31 -- The Braves have hit 31 first-inning home runs, tied with the 2019 Reds for the most such homers before August. That Reds team also holds the single-season record for most first-inning homers with 46.


“Look, I’d be lying to you if I said I didn’t want to win (NL MVP). I would love to win it. But that’s not where my mentality is at. I don’t give any thought to it. I don’t think about it. I feel like the MVP is chosen on stats, for lack of a better way to say it, and for me, baseball is about the way I go out and play the game and I enjoy it. So that’s what I focus on every time I go out there.” - Acuña

Up next

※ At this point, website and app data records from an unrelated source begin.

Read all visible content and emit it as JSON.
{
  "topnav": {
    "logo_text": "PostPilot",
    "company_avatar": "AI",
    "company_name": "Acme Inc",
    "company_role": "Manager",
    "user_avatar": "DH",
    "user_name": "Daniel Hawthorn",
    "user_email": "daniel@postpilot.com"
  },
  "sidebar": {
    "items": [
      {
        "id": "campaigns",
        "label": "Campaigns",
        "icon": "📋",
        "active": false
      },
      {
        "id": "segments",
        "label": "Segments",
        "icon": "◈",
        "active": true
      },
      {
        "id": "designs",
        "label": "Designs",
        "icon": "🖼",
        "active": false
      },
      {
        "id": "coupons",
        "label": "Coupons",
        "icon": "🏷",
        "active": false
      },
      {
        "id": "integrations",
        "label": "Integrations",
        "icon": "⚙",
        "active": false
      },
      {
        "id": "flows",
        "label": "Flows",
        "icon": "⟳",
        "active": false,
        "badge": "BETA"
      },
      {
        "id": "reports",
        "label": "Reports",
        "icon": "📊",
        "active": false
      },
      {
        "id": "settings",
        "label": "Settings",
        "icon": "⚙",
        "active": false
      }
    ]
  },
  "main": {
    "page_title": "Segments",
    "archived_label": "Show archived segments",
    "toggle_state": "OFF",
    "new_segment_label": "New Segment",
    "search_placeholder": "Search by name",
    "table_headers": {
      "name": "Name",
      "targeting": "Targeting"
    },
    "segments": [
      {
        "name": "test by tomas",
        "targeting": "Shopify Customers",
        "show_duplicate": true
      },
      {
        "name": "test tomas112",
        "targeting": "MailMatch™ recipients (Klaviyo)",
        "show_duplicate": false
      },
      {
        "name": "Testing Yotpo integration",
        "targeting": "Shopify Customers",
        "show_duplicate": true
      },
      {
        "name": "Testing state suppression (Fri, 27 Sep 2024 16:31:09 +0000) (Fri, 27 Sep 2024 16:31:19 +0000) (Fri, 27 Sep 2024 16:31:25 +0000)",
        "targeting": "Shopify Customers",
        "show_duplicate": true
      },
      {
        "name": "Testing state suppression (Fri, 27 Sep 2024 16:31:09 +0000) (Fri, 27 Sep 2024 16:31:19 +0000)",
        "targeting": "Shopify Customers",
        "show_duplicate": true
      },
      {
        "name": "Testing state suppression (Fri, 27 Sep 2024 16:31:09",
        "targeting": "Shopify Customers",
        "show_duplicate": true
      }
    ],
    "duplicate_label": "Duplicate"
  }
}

The Braves and Brewers conclude their regular-season series Sunday. The Braves will start AJ Smith-Shawver (1-0, 4.32) against Milwaukee right-hander Colin Rea (5-4, 4.53).